The flash designation comes from the fact that the change from dark-line to bright-line spectrum is very rapid; → flash; → spectrum.
Fr.: spectre de fréquence
A graphical display of the intensity of radiation or energy versus frequency.
Fr.: spectre de Kolmogorov
The distribution of energy over different scales in a → turbulent flow where → energy cascade occurs.
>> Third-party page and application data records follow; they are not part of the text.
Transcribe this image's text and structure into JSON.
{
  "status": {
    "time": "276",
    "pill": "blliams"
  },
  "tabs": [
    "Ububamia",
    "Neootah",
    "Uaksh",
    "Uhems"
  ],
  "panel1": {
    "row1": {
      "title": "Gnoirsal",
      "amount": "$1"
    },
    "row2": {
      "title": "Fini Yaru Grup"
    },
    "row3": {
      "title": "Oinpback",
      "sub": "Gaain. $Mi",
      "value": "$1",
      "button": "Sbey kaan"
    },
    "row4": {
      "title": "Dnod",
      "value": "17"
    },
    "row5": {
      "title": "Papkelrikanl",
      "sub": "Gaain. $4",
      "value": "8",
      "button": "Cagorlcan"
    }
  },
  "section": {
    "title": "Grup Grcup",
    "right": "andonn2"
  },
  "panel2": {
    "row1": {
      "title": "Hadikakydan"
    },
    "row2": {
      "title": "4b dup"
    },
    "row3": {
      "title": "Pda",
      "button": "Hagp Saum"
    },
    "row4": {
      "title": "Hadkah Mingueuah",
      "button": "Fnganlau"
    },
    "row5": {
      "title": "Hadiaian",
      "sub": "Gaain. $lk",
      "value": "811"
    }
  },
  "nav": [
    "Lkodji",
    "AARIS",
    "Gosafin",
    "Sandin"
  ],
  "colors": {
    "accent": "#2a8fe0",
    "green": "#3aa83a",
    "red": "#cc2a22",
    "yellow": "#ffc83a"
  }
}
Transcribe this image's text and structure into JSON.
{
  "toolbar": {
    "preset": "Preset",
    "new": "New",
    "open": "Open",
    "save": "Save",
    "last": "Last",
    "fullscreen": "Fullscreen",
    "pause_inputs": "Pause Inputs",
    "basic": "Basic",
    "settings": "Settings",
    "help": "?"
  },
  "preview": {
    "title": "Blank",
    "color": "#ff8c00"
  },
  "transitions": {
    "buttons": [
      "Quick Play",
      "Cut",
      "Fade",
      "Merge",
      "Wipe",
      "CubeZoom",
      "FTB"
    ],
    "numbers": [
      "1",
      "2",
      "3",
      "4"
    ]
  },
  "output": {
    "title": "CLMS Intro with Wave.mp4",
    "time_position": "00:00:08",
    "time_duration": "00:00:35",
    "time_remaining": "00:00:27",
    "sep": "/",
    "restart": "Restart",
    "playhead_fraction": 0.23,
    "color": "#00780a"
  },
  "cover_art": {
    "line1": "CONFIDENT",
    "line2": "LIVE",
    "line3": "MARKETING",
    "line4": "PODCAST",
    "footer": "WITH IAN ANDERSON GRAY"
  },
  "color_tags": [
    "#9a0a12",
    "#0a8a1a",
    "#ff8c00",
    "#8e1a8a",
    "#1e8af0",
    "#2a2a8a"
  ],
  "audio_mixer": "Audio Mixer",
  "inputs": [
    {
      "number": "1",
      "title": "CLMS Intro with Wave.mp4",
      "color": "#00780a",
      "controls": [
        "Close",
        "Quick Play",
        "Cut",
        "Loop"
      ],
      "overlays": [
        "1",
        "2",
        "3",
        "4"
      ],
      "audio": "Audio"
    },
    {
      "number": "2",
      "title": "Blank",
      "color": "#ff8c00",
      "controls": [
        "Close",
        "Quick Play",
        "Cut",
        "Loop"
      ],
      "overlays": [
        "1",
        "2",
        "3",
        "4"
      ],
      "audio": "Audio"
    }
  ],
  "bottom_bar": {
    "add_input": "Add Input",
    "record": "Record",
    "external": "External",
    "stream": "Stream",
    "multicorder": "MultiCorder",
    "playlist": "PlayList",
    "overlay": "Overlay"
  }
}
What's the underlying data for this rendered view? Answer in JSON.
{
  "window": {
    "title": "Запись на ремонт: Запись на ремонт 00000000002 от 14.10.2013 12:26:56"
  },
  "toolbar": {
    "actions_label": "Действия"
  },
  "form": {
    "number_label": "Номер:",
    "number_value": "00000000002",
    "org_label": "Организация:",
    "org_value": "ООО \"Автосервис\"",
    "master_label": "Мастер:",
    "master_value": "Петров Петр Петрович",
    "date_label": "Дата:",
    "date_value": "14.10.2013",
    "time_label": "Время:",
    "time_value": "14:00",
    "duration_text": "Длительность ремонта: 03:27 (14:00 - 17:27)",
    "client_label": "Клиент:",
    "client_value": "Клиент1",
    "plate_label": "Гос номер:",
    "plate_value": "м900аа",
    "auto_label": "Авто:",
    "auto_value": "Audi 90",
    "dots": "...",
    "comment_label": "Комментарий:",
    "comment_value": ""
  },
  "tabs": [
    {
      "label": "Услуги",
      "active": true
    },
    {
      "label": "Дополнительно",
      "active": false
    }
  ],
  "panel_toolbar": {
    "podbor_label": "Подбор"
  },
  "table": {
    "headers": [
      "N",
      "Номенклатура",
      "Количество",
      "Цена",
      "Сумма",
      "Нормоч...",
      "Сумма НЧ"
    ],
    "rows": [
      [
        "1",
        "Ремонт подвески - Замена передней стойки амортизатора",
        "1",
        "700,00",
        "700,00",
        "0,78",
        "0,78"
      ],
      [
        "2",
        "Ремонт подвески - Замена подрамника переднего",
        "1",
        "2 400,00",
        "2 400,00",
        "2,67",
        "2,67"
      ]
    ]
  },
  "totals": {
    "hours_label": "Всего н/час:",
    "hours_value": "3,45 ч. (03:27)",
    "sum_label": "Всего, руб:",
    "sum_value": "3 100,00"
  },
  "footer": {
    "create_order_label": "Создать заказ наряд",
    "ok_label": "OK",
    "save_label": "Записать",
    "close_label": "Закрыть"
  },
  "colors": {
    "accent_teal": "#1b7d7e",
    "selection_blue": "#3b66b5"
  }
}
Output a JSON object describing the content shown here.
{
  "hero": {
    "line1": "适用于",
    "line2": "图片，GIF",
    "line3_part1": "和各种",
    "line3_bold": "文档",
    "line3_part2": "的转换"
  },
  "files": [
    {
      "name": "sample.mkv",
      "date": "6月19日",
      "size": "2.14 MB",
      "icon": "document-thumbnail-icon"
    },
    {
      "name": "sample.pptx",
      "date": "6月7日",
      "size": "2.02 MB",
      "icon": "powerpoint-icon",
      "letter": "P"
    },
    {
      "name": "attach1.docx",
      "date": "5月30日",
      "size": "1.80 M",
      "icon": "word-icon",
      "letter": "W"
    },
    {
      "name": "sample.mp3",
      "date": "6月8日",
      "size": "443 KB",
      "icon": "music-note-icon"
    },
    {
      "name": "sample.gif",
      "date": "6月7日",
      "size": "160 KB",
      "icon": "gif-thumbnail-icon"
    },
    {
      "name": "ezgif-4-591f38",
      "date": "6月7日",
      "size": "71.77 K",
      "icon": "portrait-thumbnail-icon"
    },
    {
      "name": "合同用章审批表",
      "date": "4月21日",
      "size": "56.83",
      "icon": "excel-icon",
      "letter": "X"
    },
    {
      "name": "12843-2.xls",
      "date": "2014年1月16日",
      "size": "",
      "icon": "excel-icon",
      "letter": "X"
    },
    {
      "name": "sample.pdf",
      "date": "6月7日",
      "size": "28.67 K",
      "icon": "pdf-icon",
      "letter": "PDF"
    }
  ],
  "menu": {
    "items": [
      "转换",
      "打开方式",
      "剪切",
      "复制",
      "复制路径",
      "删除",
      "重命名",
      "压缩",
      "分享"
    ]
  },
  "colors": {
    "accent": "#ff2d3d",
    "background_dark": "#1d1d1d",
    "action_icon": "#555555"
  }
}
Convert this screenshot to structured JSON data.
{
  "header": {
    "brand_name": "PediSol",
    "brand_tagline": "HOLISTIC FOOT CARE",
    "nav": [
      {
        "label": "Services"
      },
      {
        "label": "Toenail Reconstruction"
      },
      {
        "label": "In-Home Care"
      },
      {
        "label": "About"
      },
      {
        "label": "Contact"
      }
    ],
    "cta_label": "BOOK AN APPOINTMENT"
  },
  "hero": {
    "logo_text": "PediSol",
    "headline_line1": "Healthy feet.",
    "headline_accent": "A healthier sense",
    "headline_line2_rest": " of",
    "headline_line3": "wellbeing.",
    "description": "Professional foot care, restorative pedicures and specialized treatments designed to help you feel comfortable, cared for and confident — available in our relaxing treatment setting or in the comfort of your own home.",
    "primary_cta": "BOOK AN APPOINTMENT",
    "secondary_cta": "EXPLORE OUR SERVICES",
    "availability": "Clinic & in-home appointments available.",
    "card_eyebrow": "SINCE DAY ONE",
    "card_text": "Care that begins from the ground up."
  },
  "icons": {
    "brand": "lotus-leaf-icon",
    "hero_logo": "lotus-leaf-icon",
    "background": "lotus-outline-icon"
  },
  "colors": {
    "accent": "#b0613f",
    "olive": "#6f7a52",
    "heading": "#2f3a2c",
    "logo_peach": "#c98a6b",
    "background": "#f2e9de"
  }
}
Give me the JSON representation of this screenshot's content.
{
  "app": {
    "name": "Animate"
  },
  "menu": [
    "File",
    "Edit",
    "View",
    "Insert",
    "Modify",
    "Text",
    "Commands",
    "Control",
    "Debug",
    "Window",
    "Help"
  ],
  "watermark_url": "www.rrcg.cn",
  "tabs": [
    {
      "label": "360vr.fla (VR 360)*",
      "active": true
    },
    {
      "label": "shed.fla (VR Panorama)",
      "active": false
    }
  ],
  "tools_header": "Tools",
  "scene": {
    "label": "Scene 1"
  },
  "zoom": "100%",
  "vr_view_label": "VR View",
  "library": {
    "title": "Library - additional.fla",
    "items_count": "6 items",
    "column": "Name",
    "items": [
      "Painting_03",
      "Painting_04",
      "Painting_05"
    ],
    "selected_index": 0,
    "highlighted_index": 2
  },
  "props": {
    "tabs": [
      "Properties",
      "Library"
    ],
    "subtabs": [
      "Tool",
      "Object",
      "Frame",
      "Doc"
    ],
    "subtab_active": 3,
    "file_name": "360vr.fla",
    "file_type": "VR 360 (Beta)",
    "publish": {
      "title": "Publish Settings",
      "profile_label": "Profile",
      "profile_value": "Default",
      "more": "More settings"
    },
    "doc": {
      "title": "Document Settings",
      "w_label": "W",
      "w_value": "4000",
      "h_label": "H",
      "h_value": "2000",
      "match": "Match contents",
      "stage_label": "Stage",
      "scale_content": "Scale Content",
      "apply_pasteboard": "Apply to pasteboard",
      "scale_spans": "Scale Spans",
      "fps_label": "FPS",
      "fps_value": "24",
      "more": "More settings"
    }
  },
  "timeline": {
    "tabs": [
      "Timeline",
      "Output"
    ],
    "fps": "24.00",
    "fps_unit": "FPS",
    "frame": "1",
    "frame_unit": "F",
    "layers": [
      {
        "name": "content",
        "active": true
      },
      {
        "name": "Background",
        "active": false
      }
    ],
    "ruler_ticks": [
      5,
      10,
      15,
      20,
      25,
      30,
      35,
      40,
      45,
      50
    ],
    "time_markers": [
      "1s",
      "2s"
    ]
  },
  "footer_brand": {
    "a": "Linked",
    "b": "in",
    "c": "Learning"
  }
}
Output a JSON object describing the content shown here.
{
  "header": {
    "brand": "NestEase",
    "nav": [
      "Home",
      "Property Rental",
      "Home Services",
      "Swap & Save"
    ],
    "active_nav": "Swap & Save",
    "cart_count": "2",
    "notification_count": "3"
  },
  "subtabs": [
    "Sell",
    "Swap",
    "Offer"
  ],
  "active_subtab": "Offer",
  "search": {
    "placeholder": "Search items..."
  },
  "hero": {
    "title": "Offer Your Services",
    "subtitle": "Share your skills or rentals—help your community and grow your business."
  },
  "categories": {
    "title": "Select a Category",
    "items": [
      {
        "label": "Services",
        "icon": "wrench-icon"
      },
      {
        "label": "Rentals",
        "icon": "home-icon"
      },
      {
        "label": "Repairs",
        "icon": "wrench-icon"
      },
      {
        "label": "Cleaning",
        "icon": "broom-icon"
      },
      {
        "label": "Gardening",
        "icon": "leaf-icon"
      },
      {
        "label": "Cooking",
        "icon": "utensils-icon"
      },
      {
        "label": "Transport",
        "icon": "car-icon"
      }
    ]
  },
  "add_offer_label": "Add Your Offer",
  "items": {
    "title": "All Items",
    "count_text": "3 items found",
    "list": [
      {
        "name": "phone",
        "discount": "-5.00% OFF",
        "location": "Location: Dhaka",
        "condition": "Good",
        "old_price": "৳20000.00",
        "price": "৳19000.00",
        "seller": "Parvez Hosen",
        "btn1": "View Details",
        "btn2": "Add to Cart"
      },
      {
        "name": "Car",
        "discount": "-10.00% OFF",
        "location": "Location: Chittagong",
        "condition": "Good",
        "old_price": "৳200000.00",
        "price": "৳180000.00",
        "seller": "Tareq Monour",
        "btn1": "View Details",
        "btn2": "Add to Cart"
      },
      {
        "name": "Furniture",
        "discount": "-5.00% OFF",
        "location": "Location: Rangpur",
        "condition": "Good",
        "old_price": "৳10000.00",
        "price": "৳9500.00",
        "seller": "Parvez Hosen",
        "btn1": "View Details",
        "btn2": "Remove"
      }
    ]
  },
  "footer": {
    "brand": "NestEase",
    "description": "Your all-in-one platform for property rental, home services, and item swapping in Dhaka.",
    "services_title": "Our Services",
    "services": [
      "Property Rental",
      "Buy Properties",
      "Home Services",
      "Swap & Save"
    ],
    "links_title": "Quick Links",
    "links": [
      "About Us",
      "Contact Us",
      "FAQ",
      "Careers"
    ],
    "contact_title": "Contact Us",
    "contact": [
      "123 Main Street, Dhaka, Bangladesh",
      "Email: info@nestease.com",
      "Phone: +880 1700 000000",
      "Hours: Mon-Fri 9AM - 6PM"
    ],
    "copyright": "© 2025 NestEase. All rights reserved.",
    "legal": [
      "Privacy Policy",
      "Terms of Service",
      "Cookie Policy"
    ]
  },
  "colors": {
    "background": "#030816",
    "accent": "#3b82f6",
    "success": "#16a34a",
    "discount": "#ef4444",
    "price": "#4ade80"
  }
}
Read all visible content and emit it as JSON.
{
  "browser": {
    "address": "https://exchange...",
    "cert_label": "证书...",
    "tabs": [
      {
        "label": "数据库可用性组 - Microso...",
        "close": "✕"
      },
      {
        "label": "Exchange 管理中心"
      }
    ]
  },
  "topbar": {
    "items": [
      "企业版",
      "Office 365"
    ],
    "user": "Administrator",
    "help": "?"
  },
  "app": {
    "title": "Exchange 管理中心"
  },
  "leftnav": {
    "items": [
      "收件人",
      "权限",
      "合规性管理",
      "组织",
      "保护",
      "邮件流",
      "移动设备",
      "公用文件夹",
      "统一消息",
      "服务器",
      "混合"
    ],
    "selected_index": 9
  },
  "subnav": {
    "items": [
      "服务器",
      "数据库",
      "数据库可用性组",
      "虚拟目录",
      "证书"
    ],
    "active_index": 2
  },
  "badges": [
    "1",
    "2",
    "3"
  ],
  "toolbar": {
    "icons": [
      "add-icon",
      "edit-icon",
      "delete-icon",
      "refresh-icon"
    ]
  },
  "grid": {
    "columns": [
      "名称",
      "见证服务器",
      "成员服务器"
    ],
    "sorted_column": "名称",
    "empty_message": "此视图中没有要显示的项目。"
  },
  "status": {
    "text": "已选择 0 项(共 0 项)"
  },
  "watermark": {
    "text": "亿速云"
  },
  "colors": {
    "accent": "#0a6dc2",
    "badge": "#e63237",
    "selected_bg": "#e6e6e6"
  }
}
Let E be the energy per unit → wave number (k) and ε the energy → dissipation parameter, E = E(k,ε). → Dimensional analysis yields: E = Cε2/3k-5/3, where C is the → Kolmogorov constant.
A. N. Kolmogorov, 1941, Local structure of turbulence in an incompressible fluid for very large Reynolds numbers, Doklady Acad Sci. USSR 31, 301; → spectrum.
binâb-e xatti (#)
Fr.: spectre de raies
Spectrum consisting of discrete lines (emission or absorption), each corresponding to a particular wavelength, as opposed to a continuous spectrum.
binâb-e jerm (#)
Fr.: spectre de masse
A spectrum of charged particles, arranged in order of mass or mass-to-charge ratios. → mass spectrometry.
Fr.: spectre moyen
A plot of the mass-to-charge ratio of elementary particles, sorted by their isotopic mass.